What then would she propose? I doubt it will be a reversal of her previous stands against forcible big-bank restructuring because that will be quickly ridiculed by the ever-ready Republican candidate. Rather, the Democratic platform will go Bernie Sanders one better and argue that, since big banks can’t be broken up, they will be nationalized. Not by express statutory taking, mind you, but rather through a series of new rules that builds on the FRB’s GSIB standards and adds to them a series of affordable-lending, compensation, and prudential standards. These would, it will be said, ensure that the nation’s largest banks do the nation’s bidding, not their shareholders’, in return for remaining too big to fail.

Before you tell me that the nation’s largest banks are not in fact TBTF, let me quickly assure you that I agree – the new resolution regime and other sanctions make big banks by far the least TBTF of all the SIFI fraternity. But what you and I think doesn’t matter – big banks have been branded as “the TBTF banks” not only in political rhetoric, but even in day-to-day business journalism dealing with mundane matters like quarterly earnings.

Mrs. Clinton may try to populate her financial-market utilities not just with the “TBTF banks,” but also with a few large institutions she has already said should be designated as SIFIs. Maybe she can with her own FSOC, maybe not given the recent MetLife decision. Either way, though, public utilities will redesign U.S. banking as thoroughly and destructively as narrow banking.

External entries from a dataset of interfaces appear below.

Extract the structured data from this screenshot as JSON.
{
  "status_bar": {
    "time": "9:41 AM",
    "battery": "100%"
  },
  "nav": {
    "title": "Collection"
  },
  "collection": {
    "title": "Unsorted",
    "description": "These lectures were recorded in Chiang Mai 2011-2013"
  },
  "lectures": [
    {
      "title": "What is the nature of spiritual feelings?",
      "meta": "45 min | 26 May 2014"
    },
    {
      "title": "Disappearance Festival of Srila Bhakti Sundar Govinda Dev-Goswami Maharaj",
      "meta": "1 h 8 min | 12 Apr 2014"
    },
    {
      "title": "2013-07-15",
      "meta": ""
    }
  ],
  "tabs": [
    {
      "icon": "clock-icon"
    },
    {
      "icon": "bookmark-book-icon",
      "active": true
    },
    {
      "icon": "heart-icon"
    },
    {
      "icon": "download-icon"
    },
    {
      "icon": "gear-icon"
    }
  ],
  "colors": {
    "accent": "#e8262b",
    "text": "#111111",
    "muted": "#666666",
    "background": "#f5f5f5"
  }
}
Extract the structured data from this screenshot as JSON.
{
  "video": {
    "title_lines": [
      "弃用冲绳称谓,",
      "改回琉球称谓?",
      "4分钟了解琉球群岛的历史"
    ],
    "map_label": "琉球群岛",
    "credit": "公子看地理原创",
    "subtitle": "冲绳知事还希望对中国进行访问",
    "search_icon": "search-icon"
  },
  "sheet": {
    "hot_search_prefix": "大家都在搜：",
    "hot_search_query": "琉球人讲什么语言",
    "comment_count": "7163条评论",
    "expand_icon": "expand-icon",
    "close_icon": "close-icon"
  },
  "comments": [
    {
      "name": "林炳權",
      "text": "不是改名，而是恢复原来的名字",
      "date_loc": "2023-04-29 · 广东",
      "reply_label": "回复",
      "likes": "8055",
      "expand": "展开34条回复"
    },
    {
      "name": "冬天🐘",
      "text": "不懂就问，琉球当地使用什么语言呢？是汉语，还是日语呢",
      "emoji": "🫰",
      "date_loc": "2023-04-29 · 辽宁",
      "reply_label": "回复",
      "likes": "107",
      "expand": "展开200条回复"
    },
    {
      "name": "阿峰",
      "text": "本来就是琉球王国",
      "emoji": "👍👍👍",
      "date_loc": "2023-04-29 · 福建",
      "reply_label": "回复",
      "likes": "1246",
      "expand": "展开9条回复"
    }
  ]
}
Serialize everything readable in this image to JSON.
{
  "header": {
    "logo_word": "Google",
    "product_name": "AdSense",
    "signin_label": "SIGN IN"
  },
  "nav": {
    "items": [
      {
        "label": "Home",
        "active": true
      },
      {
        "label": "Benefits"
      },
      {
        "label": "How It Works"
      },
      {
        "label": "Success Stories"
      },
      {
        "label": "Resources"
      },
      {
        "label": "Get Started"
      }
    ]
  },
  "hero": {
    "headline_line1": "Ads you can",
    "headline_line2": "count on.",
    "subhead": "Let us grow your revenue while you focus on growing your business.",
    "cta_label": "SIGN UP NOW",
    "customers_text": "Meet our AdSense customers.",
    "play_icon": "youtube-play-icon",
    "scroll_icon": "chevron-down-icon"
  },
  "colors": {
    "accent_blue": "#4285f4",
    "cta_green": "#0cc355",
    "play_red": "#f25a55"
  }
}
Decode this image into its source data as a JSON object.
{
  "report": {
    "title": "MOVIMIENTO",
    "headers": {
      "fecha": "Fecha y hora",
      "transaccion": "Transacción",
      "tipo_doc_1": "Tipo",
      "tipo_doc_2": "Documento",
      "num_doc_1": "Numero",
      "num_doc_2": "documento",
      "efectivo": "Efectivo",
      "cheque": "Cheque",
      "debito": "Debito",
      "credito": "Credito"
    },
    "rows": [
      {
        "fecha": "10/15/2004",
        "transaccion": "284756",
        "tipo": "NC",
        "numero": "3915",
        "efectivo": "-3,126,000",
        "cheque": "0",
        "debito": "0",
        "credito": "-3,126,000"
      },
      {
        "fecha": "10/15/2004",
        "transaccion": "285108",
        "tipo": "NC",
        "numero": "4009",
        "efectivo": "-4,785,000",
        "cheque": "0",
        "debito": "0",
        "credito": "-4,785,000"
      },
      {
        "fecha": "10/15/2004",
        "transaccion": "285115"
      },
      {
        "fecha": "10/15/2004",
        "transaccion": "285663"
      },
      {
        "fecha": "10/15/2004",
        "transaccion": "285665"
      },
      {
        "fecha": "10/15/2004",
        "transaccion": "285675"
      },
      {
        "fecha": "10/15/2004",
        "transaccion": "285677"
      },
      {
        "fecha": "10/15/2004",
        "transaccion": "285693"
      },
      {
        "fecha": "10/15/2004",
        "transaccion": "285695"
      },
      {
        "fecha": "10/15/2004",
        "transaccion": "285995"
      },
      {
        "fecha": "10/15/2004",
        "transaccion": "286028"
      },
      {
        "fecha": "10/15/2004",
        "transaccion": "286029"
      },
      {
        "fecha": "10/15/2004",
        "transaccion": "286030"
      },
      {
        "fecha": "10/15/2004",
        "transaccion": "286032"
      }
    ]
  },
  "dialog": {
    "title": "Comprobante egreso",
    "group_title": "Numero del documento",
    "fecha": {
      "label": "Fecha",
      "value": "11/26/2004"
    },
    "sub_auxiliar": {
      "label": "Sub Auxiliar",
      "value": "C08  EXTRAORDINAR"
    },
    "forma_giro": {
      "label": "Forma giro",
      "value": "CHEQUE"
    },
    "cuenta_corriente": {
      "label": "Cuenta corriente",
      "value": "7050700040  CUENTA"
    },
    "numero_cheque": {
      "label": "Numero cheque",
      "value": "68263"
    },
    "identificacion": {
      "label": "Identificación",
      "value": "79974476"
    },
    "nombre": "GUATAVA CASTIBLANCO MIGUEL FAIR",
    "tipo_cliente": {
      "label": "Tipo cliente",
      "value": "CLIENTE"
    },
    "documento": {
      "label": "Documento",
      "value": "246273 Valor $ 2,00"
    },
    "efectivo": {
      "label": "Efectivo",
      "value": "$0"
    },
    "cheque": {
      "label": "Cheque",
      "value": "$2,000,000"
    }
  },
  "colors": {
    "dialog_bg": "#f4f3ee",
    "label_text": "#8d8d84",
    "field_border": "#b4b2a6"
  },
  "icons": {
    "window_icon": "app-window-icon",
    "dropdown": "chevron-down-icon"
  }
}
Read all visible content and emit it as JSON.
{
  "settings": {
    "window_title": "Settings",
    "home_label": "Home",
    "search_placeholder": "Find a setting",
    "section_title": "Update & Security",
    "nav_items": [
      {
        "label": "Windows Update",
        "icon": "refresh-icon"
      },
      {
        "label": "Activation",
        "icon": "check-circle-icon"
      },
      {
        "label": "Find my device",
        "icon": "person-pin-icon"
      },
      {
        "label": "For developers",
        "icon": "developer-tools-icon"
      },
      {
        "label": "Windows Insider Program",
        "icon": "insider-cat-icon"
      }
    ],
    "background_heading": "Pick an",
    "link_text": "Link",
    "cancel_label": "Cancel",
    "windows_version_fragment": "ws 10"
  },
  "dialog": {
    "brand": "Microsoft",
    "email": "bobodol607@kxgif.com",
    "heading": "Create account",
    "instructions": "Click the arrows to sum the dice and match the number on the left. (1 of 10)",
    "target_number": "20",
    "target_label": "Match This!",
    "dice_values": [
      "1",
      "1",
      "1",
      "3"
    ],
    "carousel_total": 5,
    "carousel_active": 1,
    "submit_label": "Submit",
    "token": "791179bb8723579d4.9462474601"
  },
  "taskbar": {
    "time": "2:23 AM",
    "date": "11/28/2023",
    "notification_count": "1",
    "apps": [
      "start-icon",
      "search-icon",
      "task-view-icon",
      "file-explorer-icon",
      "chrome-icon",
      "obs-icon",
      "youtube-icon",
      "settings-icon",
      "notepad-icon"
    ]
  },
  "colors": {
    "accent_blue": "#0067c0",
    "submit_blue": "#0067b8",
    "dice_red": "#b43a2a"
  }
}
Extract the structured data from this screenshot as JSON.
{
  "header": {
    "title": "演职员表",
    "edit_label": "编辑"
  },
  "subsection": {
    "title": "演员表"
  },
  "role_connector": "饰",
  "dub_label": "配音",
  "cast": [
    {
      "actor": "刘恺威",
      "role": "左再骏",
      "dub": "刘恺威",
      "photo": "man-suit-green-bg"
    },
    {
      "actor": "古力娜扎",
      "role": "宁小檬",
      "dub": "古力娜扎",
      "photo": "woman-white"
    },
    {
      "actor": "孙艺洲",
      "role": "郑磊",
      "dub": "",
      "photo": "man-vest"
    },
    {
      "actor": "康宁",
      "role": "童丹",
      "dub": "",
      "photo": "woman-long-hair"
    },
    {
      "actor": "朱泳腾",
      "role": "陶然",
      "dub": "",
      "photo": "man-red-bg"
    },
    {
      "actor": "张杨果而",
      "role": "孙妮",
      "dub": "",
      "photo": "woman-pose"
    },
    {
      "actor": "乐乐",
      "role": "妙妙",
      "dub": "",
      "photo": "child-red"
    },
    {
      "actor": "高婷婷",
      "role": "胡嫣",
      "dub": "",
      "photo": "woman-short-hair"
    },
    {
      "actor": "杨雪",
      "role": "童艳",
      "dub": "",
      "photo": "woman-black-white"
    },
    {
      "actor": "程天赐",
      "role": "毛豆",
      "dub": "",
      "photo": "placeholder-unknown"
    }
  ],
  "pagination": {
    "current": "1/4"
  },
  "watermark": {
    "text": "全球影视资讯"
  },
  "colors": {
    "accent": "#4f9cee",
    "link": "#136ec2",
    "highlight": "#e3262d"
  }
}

Despite all their differences, narrow banking and forced utilization are in fact based on the same premise – that U.S. banks are now irrevocably and irremediably TBTF and, to cure this, they must be structurally reassembled. One solution seemingly favors the private sector while the other is closer to socialist thinking, but each rests on the premise that reasoned, gradual, market-driven change won’t work. That’s surely what voters are proclaiming, and I doubt either party’s political candidate will have the fortitude to withstand calls for radical change even if they privately prefer another, more sensible course.